# Problem
Work out how many lines in the entries below include the word "https". Give nothing but the number.
···
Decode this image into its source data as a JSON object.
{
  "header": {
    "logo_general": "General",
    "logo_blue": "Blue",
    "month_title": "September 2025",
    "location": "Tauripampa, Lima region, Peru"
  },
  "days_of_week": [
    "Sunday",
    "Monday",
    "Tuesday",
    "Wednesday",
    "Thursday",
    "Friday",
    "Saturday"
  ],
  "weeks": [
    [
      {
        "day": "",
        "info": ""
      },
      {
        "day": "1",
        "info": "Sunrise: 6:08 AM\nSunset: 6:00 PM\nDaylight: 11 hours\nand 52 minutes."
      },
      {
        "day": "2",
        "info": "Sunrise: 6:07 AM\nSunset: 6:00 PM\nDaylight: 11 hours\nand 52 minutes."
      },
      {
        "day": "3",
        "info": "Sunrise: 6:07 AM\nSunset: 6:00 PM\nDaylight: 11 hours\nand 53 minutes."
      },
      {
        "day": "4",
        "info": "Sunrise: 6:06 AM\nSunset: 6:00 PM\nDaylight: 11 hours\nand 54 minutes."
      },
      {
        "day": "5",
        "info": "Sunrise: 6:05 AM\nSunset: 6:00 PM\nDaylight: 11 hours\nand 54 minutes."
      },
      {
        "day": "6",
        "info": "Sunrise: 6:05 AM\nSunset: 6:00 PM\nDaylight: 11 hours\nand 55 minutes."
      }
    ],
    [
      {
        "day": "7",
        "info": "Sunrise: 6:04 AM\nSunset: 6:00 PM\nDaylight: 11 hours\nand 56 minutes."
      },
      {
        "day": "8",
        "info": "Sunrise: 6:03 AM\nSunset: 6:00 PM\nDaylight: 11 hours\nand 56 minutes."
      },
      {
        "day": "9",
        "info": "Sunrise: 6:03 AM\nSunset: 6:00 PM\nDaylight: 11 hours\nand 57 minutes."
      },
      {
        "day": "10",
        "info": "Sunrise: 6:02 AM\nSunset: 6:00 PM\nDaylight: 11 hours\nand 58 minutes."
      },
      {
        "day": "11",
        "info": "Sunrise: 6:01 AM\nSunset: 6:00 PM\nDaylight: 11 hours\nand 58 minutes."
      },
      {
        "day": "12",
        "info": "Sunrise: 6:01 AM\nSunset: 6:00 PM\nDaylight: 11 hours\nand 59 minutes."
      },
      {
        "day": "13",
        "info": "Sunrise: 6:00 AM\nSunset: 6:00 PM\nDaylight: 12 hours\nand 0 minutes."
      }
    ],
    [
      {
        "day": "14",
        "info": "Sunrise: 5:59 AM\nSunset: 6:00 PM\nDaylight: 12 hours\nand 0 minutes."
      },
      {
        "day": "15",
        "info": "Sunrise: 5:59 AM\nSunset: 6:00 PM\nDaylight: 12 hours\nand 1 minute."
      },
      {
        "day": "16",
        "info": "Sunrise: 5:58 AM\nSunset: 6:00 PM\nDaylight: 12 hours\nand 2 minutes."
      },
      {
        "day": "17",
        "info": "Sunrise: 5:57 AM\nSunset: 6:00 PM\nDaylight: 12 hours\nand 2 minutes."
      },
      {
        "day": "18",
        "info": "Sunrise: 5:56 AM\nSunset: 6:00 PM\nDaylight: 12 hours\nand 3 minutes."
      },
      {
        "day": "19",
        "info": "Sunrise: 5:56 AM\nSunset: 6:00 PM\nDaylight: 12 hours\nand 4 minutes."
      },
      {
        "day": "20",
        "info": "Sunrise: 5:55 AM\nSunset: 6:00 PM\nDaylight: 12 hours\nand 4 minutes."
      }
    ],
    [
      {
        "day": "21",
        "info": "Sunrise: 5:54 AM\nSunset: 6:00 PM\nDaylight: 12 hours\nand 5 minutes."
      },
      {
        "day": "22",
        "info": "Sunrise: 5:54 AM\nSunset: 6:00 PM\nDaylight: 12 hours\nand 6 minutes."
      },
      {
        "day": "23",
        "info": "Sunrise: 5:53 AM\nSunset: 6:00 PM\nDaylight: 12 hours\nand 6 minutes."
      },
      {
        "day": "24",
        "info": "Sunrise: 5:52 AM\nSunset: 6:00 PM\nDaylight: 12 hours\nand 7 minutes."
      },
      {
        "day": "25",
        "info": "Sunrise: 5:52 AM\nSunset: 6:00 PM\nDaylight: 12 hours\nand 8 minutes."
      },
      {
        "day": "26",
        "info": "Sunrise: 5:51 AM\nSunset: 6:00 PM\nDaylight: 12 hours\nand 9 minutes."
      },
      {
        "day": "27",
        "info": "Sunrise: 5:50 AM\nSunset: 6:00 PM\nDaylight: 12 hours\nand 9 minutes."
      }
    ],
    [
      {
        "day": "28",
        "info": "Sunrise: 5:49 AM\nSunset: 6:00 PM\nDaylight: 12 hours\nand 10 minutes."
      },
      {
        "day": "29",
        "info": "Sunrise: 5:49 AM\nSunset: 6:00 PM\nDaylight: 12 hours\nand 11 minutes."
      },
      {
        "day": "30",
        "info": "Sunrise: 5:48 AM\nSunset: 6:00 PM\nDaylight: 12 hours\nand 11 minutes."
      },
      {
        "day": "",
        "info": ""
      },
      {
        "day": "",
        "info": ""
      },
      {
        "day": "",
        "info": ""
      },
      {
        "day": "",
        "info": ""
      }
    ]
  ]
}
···
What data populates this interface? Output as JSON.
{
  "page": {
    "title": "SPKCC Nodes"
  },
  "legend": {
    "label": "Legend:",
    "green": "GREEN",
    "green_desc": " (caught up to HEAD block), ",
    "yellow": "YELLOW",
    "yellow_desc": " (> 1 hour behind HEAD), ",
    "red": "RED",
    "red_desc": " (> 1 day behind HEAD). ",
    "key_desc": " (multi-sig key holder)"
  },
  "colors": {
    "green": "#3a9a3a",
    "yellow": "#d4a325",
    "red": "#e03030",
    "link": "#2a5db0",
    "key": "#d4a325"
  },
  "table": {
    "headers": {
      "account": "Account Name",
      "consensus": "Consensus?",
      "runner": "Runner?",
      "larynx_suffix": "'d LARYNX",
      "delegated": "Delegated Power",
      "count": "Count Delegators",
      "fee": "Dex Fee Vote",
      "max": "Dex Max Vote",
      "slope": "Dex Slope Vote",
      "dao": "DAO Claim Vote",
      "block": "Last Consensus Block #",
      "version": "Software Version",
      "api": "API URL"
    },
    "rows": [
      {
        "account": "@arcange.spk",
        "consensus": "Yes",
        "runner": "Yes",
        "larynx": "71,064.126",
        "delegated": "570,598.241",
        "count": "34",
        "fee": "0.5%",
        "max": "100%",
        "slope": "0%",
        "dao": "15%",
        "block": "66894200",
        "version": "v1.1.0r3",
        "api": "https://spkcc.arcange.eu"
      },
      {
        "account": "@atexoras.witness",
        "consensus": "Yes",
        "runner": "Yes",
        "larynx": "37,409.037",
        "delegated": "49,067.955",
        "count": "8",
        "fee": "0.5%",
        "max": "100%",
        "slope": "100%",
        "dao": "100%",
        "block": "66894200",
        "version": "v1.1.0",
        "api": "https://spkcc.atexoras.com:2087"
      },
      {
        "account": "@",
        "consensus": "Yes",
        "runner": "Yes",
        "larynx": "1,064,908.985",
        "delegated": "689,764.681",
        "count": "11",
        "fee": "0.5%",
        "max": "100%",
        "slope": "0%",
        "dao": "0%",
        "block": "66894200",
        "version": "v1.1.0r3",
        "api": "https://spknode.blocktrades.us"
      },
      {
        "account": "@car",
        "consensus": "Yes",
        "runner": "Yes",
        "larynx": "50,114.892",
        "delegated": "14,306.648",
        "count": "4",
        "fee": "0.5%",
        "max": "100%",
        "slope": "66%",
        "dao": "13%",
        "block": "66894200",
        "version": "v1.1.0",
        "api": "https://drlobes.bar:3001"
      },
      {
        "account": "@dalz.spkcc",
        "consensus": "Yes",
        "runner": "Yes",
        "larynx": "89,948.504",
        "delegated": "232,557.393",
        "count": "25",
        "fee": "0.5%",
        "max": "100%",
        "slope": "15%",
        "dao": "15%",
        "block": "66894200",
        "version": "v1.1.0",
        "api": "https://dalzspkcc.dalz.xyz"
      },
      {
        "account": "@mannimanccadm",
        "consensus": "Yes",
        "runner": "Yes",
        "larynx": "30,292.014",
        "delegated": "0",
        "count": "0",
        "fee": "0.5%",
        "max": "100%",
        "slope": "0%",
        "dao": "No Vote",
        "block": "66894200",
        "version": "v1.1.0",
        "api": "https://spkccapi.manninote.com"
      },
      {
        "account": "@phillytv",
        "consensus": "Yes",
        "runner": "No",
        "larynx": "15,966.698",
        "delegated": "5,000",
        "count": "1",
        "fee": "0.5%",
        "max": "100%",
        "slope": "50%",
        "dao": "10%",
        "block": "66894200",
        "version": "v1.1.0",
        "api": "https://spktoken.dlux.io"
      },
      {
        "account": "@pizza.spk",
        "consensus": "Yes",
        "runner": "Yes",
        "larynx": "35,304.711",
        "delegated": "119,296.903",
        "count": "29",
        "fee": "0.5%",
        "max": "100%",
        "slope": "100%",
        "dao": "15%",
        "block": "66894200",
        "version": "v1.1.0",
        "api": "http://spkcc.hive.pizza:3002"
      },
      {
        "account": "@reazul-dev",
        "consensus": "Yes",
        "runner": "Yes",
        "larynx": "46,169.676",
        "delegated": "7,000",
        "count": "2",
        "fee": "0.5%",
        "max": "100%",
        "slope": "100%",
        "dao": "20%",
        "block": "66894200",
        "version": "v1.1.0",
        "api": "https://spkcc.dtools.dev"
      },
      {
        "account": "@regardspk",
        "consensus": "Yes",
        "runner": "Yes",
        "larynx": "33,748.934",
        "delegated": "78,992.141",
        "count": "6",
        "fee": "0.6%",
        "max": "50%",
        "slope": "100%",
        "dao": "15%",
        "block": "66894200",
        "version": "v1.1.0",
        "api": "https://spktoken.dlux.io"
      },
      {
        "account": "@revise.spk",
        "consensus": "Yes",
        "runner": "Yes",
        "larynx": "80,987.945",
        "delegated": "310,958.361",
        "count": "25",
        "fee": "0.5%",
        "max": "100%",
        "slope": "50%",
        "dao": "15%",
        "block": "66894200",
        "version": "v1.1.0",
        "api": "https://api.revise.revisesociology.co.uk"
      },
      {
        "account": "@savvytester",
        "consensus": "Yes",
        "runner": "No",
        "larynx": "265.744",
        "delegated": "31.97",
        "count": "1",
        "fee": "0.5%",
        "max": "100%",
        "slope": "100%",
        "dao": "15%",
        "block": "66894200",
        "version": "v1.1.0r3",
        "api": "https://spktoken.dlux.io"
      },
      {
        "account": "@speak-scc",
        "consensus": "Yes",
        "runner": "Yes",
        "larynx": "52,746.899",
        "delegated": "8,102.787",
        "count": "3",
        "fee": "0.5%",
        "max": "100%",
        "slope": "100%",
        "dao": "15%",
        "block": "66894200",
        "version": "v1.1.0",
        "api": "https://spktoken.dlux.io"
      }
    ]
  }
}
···
# Written answer
12